### Work request
What lines below mention the word "this"? Copy each one.

[Data about app and page elements]
Segment Open
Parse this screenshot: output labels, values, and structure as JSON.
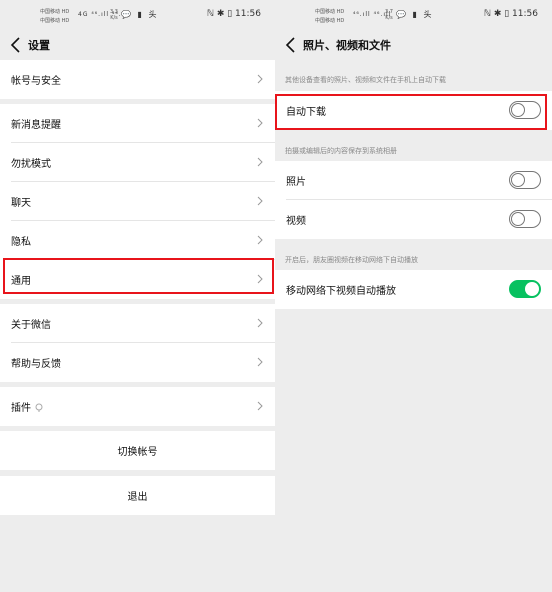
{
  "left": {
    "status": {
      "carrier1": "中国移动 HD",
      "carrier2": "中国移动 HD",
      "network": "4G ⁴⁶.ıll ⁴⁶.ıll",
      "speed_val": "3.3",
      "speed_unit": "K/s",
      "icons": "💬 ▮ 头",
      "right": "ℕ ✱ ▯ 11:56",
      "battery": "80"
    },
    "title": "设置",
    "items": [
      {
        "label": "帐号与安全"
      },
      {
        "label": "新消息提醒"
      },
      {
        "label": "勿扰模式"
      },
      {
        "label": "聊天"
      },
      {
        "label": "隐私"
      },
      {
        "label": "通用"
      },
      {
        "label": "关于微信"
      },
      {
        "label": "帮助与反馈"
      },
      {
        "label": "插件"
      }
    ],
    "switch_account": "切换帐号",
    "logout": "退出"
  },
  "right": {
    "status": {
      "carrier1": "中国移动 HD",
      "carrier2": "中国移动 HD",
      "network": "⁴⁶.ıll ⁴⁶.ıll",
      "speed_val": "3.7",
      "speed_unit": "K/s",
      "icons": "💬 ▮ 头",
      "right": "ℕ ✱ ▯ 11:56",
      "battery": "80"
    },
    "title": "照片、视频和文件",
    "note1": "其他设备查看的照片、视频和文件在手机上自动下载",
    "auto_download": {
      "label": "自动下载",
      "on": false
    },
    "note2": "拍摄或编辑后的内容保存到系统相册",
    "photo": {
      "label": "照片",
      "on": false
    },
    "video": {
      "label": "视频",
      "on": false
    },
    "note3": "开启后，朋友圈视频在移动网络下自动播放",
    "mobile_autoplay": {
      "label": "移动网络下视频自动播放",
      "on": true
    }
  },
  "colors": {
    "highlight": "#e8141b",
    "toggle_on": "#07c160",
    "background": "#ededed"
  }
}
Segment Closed
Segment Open
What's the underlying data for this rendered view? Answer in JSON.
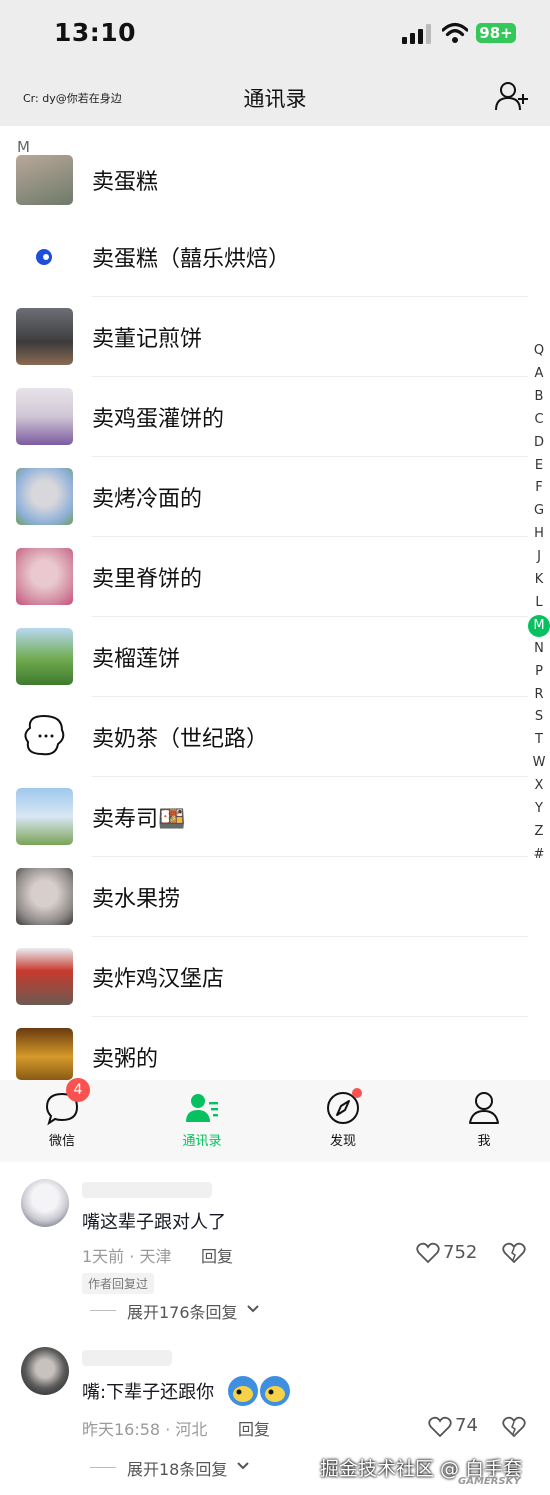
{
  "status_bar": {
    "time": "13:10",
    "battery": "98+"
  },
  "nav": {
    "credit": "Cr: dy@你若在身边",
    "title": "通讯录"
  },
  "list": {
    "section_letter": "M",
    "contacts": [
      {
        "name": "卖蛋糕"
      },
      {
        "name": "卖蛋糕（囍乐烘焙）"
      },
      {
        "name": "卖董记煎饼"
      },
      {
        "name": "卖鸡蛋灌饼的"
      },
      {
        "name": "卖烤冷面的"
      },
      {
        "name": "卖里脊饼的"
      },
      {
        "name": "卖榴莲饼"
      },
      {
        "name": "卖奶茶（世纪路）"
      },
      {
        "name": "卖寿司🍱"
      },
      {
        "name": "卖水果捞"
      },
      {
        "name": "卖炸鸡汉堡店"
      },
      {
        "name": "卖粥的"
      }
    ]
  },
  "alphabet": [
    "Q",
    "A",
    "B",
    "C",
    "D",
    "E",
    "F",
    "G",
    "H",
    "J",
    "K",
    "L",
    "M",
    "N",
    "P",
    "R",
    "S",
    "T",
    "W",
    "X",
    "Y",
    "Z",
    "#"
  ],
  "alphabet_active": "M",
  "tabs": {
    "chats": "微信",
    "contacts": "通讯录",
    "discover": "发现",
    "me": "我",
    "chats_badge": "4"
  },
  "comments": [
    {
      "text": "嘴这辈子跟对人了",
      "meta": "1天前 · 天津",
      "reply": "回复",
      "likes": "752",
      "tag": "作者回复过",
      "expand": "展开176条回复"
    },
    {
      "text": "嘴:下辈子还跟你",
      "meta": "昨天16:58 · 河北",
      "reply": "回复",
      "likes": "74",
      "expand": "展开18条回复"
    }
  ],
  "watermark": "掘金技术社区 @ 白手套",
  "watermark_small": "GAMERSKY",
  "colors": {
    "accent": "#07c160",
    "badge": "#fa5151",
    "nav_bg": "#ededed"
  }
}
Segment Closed
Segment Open
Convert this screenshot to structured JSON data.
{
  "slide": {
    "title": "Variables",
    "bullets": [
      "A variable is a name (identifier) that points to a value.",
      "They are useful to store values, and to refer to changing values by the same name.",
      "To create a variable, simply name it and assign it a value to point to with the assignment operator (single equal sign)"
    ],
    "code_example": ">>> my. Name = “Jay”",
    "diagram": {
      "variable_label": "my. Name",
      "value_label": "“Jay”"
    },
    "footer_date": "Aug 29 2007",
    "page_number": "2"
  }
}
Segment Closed
### Written solution
Parse this screenshot: output labels, values, and structure as JSON.
What's the underlying data for this rendered view? Answer in JSON.
Convert this screenshot to structured JSON data.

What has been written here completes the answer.